### Exercise requirements:
The full listing, from first line to last, should be set down again exactly.

▬▬▬▬▬▬▬▬▬▬

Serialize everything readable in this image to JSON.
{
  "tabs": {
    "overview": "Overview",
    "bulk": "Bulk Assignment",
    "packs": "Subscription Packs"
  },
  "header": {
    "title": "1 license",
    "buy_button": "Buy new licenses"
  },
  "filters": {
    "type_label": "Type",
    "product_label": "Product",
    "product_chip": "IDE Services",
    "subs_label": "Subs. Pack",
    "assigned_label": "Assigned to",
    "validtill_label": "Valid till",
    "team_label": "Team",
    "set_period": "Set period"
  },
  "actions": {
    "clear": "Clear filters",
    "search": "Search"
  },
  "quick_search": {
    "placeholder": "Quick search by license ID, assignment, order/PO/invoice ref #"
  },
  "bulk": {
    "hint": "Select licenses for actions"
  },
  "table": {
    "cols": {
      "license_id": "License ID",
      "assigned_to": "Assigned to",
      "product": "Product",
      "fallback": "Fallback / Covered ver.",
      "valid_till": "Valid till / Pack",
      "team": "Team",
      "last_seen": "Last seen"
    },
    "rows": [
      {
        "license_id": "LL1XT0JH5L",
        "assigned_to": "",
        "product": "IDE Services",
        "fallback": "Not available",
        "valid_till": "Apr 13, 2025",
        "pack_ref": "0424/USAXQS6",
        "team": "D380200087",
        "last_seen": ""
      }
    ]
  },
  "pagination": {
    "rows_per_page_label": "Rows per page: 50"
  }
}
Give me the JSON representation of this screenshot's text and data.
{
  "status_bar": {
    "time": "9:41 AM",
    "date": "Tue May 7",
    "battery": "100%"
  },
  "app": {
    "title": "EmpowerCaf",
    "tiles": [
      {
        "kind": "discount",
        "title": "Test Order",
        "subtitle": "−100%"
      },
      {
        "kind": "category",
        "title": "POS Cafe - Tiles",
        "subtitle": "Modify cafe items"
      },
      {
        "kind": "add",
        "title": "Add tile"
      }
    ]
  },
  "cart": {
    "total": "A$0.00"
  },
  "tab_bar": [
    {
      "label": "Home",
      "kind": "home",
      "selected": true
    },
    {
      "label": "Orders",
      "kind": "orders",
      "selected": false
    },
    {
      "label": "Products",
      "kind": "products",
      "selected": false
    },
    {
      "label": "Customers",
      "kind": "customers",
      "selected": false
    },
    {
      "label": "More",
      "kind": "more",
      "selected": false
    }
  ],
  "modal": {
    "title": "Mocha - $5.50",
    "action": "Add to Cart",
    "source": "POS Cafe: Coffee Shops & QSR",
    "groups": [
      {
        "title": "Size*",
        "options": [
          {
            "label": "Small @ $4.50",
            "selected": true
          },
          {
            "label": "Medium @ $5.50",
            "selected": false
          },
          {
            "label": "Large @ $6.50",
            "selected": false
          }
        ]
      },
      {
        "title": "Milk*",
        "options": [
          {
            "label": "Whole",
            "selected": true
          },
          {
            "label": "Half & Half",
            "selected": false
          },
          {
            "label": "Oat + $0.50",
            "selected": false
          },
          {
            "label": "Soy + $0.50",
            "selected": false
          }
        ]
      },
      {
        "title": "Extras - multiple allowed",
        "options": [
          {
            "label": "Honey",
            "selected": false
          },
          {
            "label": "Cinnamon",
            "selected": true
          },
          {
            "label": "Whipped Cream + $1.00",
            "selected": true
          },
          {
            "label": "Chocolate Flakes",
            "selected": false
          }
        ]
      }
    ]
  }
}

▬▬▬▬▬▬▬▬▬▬

### Task solution:
Serialize everything readable in this image to JSON.
{
  "tabs": {
    "overview": "Overview",
    "bulk": "Bulk Assignment",
    "packs": "Subscription Packs"
  },
  "header": {
    "title": "1 license",
    "buy_button": "Buy new licenses"
  },
  "filters": {
    "type_label": "Type",
    "product_label": "Product",
    "product_chip": "IDE Services",
    "subs_label": "Subs. Pack",
    "assigned_label": "Assigned to",
    "validtill_label": "Valid till",
    "team_label": "Team",
    "set_period": "Set period"
  },
  "actions": {
    "clear": "Clear filters",
    "search": "Search"
  },
  "quick_search": {
    "placeholder": "Quick search by license ID, assignment, order/PO/invoice ref #"
  },
  "bulk": {
    "hint": "Select licenses for actions"
  },
  "table": {
    "cols": {
      "license_id": "License ID",
      "assigned_to": "Assigned to",
      "product": "Product",
      "fallback": "Fallback / Covered ver.",
      "valid_till": "Valid till / Pack",
      "team": "Team",
      "last_seen": "Last seen"
    },
    "rows": [
      {
        "license_id": "LL1XT0JH5L",
        "assigned_to": "",
        "product": "IDE Services",
        "fallback": "Not available",
        "valid_till": "Apr 13, 2025",
        "pack_ref": "0424/USAXQS6",
        "team": "D380200087",
        "last_seen": ""
      }
    ]
  },
  "pagination": {
    "rows_per_page_label": "Rows per page: 50"
  }
}
Give me the JSON representation of this screenshot's text and data.
{
  "status_bar": {
    "time": "9:41 AM",
    "date": "Tue May 7",
    "battery": "100%"
  },
  "app": {
    "title": "EmpowerCaf",
    "tiles": [
      {
        "kind": "discount",
        "title": "Test Order",
        "subtitle": "−100%"
      },
      {
        "kind": "category",
        "title": "POS Cafe - Tiles",
        "subtitle": "Modify cafe items"
      },
      {
        "kind": "add",
        "title": "Add tile"
      }
    ]
  },
  "cart": {
    "total": "A$0.00"
  },
  "tab_bar": [
    {
      "label": "Home",
      "kind": "home",
      "selected": true
    },
    {
      "label": "Orders",
      "kind": "orders",
      "selected": false
    },
    {
      "label": "Products",
      "kind": "products",
      "selected": false
    },
    {
      "label": "Customers",
      "kind": "customers",
      "selected": false
    },
    {
      "label": "More",
      "kind": "more",
      "selected": false
    }
  ],
  "modal": {
    "title": "Mocha - $5.50",
    "action": "Add to Cart",
    "source": "POS Cafe: Coffee Shops & QSR",
    "groups": [
      {
        "title": "Size*",
        "options": [
          {
            "label": "Small @ $4.50",
            "selected": true
          },
          {
            "label": "Medium @ $5.50",
            "selected": false
          },
          {
            "label": "Large @ $6.50",
            "selected": false
          }
        ]
      },
      {
        "title": "Milk*",
        "options": [
          {
            "label": "Whole",
            "selected": true
          },
          {
            "label": "Half & Half",
            "selected": false
          },
          {
            "label": "Oat + $0.50",
            "selected": false
          },
          {
            "label": "Soy + $0.50",
            "selected": false
          }
        ]
      },
      {
        "title": "Extras - multiple allowed",
        "options": [
          {
            "label": "Honey",
            "selected": false
          },
          {
            "label": "Cinnamon",
            "selected": true
          },
          {
            "label": "Whipped Cream + $1.00",
            "selected": true
          },
          {
            "label": "Chocolate Flakes",
            "selected": false
          }
        ]
      }
    ]
  }
}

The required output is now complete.